■ SUPPLIED ENTRIES:
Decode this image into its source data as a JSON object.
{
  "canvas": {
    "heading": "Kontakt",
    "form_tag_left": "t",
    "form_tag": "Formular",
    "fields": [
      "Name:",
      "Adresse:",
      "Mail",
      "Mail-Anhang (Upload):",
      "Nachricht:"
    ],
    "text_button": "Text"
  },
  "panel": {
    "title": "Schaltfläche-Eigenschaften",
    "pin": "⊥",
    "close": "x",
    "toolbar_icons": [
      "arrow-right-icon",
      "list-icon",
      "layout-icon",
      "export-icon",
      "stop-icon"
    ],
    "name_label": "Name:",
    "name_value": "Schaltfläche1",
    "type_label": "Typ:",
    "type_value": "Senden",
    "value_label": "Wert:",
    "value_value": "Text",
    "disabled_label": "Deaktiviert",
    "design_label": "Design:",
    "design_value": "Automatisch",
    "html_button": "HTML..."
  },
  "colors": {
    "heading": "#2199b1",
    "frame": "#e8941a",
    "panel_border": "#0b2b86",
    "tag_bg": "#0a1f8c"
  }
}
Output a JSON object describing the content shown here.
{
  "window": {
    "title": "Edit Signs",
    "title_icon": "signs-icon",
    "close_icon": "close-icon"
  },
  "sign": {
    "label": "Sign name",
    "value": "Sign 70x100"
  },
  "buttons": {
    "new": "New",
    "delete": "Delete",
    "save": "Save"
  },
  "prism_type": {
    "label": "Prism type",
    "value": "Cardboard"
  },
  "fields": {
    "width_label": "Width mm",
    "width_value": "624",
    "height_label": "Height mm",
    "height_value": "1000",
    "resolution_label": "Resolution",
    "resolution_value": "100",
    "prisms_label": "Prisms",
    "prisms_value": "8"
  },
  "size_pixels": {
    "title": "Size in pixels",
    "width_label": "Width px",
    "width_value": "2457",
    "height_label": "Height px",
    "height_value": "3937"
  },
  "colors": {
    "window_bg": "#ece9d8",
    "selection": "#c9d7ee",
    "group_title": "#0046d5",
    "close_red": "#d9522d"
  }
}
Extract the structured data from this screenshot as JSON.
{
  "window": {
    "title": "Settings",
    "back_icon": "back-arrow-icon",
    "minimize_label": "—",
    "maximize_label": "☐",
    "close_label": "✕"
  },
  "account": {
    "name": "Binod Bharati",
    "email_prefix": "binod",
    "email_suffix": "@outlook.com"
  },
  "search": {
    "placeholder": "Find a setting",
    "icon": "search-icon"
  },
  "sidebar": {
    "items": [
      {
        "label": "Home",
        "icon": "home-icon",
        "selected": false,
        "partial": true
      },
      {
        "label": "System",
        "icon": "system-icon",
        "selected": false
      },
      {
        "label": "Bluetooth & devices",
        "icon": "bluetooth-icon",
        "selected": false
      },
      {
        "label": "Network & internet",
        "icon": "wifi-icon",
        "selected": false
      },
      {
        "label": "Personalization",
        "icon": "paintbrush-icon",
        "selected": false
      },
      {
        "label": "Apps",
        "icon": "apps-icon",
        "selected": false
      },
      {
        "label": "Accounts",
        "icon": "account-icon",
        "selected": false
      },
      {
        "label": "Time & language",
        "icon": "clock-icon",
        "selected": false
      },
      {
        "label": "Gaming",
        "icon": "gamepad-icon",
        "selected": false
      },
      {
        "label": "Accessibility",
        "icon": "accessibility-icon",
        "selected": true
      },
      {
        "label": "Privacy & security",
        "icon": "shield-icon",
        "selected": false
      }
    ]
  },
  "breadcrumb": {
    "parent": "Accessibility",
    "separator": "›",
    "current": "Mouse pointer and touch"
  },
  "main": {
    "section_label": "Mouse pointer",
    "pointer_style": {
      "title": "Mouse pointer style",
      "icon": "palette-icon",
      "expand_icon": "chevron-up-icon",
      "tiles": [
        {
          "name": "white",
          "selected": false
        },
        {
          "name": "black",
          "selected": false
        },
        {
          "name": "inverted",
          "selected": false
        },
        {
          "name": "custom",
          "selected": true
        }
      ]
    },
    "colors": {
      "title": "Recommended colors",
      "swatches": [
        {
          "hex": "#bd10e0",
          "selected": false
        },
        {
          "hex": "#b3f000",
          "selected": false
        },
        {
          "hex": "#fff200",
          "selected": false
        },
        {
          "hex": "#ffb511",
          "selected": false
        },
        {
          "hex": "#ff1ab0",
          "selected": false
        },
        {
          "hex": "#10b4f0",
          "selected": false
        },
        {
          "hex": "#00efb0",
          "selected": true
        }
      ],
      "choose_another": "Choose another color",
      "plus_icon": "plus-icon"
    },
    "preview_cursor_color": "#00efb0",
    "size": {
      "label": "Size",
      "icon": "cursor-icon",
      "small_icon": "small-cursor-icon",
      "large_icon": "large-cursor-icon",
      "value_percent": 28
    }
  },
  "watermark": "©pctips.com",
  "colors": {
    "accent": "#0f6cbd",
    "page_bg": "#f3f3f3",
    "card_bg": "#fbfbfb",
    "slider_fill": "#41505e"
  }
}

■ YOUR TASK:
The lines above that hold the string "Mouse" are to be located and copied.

■ EXERCISE RESULT:
    "current": "Mouse pointer and touch"
    "section_label": "Mouse pointer",
      "title": "Mouse pointer style",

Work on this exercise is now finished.